Electron-Pair Repulsion Theory
What is it?
- The Electron-Pair Repulsion Theory is basically a theory that states that the valence electron pairs surrounding an atom will mutually repel each other and thus determine the molecular geometry or shape of the molecule itself.
- From this theory you can predict the shape of a molecule based on the extent of the electrostatic repulsion of the electron pairs.
How does it work?
Imagine trying to force the same poles of two magnets together, what would happen? They would repel each other! This is much the same for electrons, because they are negatively charged the electron pair in the outer shell of the central atom of a molecule will repel the other electron pairs in the other atoms of the molecule.
This repulsion will cause the electron pairs to move as far away from each other as possible, whilst keeping within the confines of the intermolecular bonds that are holding the molecule together.
The molecule will then form a 3-Dimensional shape because of this.
Below are the main shapes that molecules can form.
- An example of a linear molecule (as seen in the picture to the right) is Beryllium Hydride (BeH2).
- Linear molecules have 2 bonded pairs of electrons and no lone pairs.
- The bonds will repel as far as possible and create a molecule with a bond angle of 180o.
- An example of a Non-Linear molecule is H2O (water).
- Because there are 6 outermost electrons in an oxygen atom and only 1 outermost electron in each hydrogen atom, the H2O molecule will have 2 bonded pairs of electrons and 2 lone pairs of electrons.
- The lone pairs will repel more than the bonded pairs of electrons and therefore repel the other bonded electron pairs further away from itself.
- This repulsion creates a Non-Linear (or 'bent') shape with bond angles of 104o.
Trigonal Planar Shapes
- An example of a molecule with a trigonal planar shape is Boron Triflouride (BF3).
- Boron Triflouride has 3 bonded pairs of electrons and no lone pairs.
- This molecule is very reactive and will accept lone pairs of electrons.
- Because of the equal repulsion between the atoms, Boron Triflouride forms a Trigonal Planar shape with a bond angle of 120o.
Trigonol Bipyramidal Shape
- An example of a molecule with a Trigonol Bipyramidal shape is Ammonia (NH3).
- Ammonia has three bonding pairs and one lone pair of electrons on the central nitrogen atom.
- The lone pair decreases the bond angle of the atom because it repels more than the bonded pairs.
- This gives the Ammonia molecule a Trigonol Bipyramidal shape with a bond angle of 107o.
- Methane (CH4) is an example of a molecule with a tetrahedral shape.
- There are 4 bonding pairs of electrons between the atoms and no lone pairs.

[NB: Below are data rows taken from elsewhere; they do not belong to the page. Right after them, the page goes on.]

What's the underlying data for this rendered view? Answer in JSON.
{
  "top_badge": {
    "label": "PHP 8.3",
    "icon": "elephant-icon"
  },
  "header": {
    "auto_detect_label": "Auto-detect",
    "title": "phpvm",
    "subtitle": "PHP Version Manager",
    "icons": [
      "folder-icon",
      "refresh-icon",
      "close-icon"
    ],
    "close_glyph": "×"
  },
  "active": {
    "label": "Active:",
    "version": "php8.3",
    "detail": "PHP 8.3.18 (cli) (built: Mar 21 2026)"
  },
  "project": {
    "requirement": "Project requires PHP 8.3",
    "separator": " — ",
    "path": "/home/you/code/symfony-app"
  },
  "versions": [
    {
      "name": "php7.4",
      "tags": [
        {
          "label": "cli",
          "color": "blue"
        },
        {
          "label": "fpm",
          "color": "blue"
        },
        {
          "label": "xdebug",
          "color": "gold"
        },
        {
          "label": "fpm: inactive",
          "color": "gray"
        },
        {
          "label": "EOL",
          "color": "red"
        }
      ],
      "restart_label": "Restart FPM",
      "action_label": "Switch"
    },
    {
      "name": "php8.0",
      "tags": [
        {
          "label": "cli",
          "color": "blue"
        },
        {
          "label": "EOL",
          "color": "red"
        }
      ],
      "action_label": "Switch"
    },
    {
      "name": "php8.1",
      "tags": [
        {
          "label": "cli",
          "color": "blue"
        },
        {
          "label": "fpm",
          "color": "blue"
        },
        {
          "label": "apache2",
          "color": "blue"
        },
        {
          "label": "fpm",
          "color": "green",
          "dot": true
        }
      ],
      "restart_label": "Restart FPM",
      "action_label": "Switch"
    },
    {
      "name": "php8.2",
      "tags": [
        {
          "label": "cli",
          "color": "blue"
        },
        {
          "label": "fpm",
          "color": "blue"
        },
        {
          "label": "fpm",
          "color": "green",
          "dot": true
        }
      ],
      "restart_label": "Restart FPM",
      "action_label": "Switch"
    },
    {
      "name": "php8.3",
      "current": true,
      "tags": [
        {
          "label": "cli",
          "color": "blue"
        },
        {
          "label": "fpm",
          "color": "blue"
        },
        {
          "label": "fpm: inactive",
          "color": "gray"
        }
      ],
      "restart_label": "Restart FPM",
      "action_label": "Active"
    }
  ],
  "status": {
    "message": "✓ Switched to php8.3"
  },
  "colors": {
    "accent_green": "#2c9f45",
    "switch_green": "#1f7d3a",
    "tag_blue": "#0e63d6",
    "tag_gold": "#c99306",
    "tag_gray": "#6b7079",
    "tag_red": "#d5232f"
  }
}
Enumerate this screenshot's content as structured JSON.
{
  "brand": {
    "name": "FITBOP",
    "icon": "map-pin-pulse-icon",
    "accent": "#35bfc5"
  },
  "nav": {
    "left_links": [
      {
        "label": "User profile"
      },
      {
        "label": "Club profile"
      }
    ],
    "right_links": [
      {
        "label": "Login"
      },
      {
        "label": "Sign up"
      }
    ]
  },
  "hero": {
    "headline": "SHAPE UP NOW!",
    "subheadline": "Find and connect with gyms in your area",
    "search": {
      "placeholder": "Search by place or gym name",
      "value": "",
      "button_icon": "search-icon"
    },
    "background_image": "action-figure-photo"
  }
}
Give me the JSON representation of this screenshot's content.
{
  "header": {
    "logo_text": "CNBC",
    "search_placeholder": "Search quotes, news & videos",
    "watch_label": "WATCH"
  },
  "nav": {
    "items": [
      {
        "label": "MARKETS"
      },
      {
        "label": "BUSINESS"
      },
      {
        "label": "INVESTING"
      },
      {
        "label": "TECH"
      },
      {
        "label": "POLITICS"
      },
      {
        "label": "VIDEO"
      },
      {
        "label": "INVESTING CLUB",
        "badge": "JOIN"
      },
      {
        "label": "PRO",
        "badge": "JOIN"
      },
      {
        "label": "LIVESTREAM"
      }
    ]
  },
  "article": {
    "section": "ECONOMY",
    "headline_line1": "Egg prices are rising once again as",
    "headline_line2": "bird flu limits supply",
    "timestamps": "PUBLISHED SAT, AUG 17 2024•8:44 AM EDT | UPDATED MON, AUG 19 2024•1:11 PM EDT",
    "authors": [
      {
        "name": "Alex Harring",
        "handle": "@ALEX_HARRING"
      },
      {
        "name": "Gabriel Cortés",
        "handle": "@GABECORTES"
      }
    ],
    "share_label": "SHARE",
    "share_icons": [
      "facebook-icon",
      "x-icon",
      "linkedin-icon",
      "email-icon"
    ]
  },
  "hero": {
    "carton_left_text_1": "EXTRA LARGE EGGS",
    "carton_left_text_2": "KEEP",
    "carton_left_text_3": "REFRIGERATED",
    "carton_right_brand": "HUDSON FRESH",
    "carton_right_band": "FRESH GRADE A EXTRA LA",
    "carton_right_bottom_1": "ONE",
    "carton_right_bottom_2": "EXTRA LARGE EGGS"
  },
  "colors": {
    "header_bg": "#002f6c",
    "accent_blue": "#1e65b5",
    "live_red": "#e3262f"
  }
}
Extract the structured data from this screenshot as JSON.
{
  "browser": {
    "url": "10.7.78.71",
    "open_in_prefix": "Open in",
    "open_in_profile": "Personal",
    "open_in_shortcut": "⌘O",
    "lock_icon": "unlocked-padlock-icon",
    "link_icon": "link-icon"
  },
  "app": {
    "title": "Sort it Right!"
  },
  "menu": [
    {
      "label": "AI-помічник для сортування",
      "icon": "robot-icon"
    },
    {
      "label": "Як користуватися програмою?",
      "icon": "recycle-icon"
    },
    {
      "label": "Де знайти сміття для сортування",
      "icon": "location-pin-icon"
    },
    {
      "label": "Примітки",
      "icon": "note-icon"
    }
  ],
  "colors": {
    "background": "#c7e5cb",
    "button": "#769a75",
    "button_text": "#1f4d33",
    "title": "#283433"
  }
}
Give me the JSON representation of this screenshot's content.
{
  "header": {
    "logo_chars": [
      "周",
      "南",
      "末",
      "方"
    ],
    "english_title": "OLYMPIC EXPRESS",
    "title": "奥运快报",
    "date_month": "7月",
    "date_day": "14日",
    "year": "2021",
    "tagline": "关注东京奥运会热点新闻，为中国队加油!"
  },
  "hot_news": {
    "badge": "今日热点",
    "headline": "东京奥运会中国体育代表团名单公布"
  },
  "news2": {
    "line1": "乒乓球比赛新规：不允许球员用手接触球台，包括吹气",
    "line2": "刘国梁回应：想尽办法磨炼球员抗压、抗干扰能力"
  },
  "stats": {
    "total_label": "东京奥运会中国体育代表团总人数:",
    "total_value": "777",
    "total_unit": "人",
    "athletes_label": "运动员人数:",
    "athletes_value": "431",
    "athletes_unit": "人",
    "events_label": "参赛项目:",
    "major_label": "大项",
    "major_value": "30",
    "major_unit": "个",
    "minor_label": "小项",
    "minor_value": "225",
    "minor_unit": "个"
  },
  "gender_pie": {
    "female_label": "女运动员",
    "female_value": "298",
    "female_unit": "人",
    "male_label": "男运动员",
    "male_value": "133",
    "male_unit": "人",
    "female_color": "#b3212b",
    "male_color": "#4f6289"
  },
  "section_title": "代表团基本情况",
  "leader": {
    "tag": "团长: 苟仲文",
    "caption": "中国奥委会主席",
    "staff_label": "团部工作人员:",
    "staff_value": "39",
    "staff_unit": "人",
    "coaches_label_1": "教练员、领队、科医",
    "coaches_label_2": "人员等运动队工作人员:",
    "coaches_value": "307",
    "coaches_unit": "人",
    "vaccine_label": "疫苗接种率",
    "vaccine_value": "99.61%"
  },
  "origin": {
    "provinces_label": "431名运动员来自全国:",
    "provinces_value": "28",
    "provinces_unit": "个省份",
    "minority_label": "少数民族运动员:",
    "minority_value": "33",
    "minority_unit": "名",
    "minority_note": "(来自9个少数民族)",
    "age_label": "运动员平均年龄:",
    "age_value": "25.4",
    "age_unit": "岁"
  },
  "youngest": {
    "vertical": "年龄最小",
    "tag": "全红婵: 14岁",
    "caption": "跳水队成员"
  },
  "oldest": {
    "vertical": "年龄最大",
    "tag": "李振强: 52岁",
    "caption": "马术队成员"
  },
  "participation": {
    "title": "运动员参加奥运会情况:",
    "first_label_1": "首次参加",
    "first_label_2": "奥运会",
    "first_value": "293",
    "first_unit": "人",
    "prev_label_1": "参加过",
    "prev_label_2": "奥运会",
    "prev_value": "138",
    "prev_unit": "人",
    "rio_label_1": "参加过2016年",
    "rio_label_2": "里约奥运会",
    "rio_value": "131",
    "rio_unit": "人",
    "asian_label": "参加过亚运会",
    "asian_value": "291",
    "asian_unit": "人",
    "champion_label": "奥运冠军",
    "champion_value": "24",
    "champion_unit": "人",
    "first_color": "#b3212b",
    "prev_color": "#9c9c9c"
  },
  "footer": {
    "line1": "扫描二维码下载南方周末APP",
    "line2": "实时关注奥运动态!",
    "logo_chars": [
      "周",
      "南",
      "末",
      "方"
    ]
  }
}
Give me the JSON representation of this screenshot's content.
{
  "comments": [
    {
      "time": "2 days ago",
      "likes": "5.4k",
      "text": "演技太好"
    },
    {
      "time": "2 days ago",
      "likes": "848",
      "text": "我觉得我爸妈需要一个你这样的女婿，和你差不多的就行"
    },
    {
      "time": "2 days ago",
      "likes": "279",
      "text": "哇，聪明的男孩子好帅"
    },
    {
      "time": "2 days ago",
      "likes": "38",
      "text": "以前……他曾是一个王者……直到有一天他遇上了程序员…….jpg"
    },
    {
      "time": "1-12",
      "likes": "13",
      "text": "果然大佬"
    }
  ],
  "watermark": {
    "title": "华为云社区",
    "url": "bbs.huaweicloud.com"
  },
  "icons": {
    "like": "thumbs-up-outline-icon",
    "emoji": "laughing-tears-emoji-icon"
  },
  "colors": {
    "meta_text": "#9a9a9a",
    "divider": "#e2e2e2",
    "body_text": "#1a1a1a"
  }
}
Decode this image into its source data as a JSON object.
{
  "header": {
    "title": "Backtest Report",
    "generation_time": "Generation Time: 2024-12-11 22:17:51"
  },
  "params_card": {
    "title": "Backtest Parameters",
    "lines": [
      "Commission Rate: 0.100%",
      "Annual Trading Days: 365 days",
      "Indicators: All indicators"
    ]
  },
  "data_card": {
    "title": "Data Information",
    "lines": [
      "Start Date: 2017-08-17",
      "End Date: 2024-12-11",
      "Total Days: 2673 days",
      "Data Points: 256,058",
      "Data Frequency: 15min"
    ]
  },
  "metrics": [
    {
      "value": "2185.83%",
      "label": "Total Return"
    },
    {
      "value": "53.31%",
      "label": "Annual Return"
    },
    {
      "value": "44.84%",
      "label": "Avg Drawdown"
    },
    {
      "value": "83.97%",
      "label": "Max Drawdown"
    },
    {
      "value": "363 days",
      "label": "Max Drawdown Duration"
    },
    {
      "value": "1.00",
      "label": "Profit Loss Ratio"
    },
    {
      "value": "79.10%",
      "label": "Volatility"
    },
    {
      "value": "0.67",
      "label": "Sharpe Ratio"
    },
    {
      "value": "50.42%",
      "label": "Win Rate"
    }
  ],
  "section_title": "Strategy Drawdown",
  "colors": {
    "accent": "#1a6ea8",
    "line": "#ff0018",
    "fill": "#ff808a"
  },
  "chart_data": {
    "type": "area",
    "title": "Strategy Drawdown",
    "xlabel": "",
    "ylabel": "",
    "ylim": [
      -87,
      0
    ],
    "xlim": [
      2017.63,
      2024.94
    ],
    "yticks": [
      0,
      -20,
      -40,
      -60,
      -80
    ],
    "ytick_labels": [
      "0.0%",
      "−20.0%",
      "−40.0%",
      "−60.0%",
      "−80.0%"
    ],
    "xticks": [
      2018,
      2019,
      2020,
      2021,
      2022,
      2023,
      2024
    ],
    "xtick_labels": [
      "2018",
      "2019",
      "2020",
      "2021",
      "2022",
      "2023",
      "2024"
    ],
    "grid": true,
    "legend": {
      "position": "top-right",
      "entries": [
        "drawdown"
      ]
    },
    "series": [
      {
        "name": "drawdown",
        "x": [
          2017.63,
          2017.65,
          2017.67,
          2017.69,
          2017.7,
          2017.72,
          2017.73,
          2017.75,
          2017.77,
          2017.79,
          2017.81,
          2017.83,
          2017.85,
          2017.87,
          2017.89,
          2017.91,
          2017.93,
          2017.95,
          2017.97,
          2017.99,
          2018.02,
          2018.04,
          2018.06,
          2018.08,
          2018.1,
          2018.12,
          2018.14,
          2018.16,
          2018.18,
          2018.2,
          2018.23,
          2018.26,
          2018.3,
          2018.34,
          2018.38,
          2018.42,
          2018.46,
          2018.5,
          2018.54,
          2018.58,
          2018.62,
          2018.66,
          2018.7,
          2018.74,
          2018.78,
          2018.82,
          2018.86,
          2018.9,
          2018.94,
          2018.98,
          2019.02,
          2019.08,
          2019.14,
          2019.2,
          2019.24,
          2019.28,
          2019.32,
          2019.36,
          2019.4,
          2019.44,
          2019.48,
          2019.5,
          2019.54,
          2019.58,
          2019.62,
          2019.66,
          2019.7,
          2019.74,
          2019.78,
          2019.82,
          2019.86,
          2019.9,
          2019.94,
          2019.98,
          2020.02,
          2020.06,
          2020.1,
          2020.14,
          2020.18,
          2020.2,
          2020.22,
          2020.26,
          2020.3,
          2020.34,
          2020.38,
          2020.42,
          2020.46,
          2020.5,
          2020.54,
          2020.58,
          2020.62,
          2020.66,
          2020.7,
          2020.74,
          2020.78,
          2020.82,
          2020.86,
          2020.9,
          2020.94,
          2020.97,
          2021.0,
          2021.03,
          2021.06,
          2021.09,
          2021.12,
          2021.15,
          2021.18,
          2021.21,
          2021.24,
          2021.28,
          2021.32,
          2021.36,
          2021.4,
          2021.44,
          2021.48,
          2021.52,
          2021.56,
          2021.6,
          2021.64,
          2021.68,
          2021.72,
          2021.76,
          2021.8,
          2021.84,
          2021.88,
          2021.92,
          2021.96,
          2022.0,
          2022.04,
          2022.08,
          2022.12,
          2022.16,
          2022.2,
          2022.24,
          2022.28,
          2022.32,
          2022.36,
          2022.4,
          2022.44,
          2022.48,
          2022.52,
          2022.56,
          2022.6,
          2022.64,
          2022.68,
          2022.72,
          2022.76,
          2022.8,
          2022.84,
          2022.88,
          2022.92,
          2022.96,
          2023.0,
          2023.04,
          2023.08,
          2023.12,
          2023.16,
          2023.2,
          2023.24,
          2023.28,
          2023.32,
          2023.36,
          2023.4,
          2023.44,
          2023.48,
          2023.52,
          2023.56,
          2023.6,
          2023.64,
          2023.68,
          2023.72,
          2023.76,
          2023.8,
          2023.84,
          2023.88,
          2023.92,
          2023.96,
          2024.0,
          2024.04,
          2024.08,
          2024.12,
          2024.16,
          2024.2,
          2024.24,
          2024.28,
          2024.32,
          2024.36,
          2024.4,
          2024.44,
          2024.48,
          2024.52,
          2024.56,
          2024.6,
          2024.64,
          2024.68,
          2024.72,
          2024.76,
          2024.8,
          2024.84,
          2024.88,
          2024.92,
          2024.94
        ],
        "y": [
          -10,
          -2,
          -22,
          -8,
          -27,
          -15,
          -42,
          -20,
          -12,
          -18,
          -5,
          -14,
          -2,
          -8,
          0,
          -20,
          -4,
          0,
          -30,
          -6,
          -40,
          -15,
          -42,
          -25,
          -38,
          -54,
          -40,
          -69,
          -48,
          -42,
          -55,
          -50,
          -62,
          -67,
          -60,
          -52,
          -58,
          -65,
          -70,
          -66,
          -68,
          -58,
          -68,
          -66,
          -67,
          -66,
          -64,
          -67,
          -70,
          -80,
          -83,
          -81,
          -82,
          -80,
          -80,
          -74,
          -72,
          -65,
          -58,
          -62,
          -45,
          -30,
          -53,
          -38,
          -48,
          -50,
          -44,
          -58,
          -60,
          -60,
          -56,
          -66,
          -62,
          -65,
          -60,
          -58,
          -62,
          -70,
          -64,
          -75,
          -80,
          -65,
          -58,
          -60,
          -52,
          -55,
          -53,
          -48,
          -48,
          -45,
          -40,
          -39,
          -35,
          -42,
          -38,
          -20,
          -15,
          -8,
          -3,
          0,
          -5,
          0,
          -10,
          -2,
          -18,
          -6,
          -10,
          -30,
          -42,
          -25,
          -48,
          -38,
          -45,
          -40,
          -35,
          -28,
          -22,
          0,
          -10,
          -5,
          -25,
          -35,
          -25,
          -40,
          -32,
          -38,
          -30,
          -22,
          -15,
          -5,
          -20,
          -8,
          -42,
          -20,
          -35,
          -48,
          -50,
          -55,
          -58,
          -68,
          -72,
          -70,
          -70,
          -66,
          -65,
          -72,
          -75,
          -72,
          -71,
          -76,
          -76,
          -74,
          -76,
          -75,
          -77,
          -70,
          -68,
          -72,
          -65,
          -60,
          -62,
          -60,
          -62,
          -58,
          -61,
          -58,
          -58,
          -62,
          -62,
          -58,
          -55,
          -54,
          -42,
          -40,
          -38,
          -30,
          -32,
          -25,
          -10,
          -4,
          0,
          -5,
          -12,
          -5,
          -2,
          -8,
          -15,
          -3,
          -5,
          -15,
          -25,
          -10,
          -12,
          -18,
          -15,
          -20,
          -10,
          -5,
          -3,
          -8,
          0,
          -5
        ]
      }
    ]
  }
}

- These pairs repel each other to the corners of a regular tetrahedron.
- This creates the tetrahedral shape of the molecule, with a bond angle of 109.5o.
- An example of a molecule with an octahedron shape is Sulfur Hexaflouride (SF6).
- It has 6 bonded pairs and no lone pairs.
- All of the bonded pairs in Sulfur Hexaflouride repel equally.
- The bond angles in an octahedron shaped moleculeare 90o.